Financial advisor allegedly 'bludgeoned' client to death

New and disturbing details emerged Wednesday in the trial of an advisor accused of defrauding and murdering his client.

A millionaire socialite was murdered by his financial advisor who allegedly defrauded him of more than half a million dollars to fund a lavish lifestyle, a packed court heard Wednesday.

David Jeffs, 36, drove sports cars, dined at fine restaurants and stayed at top hotels using Robert Troyan's cash, a British prosecutor claimed in court.

The financial advisor then allegedly beat his 63-year-old client to death at his home in Mayfair – one of the UK's poshest  neighbourhoods – when he realized his gig could be up, the court heard. Troyan’s body was found by a cleaner in his kitchen on March 8.

“This defendant took advantage of a frail and vulnerable man for his own gains over a long period,” prosecutor Edward Brown told the jury. “This is what was about to come to an end and he was likely to be exposed for what he really was – the consequences were dire.”

Brown is stopping short of calling killing premediated, although Jeffs allegedly attempted to cover his tracks by purchasing replica clothes to replace those that were bloodstained. Investigators later found

Troyan's blood on a briefcase Jeffs was carrying when he visited the socialite’s home.

Jeffs had been employed as Troyan’s financial advisor in 2005 following the death of the millionaire’s romantic partner. Jeffs was to assist in the investment and management of the huge inheritance Troyan received, the court was told.

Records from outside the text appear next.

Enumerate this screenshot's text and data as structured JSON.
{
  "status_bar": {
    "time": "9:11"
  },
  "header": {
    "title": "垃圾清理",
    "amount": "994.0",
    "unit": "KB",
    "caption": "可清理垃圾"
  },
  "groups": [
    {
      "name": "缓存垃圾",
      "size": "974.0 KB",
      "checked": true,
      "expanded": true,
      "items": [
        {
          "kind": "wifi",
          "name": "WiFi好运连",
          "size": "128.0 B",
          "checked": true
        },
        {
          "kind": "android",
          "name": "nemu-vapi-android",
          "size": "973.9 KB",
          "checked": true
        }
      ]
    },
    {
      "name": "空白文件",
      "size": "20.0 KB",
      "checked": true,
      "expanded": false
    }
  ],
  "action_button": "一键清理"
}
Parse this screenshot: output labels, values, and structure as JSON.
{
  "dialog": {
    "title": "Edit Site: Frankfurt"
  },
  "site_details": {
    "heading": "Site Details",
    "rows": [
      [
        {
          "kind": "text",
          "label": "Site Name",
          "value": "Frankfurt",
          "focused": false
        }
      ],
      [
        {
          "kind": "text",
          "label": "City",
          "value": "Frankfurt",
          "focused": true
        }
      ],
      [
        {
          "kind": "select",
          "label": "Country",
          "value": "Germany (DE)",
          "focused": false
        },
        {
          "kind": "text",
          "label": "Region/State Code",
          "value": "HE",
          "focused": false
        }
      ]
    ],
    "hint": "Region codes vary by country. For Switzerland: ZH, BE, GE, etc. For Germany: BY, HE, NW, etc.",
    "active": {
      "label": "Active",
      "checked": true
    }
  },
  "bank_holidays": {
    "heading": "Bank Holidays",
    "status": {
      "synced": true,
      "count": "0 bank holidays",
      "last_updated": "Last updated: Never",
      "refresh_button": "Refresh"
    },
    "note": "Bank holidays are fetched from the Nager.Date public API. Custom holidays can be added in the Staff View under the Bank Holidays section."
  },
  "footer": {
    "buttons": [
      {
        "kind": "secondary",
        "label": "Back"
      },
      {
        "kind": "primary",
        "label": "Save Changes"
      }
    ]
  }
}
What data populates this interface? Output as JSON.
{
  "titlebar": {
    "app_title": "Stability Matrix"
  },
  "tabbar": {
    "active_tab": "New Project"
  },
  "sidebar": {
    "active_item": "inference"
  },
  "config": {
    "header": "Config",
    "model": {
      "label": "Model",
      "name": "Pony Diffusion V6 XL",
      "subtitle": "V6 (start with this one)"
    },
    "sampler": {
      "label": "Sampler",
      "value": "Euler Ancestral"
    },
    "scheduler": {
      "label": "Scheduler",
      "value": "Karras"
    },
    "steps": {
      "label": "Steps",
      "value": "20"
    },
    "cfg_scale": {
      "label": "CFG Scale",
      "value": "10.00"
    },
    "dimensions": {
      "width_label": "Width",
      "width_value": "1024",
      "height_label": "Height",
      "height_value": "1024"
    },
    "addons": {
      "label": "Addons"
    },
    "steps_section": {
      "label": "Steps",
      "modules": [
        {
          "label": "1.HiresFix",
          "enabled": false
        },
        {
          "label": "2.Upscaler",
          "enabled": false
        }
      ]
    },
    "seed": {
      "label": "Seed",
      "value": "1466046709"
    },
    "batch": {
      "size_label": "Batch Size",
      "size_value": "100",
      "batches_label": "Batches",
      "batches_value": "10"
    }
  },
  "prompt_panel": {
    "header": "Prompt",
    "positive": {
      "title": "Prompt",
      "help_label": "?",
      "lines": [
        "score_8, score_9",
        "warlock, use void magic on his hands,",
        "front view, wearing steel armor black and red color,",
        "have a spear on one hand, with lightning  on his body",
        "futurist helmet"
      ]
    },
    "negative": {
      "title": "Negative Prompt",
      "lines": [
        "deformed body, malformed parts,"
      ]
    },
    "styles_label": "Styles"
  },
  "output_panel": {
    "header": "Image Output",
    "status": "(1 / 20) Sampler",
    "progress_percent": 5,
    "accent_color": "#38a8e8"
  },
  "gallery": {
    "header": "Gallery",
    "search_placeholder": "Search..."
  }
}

“Some concerns were raised at the bank when Mr. Troyan explained that he had been providing signed blank cheques to his financial advisor, however this, so far as the late Mr. Troyan understood, was for investment purposes,” continued Brown.

The relationship between the two men deteriorated in the months prior to Troyan`s death, as he told friends how much money Jeffs had lost him, according to Brown. Friends described Troyan as a "larger than life" character, who “trusted strangers too much.”

“It was a deception and it worked. Not a penny of the £343,000 was re-invested on Mr. Troyan's behalf and it was spent by the defendant on himself and his friends,” said Brown.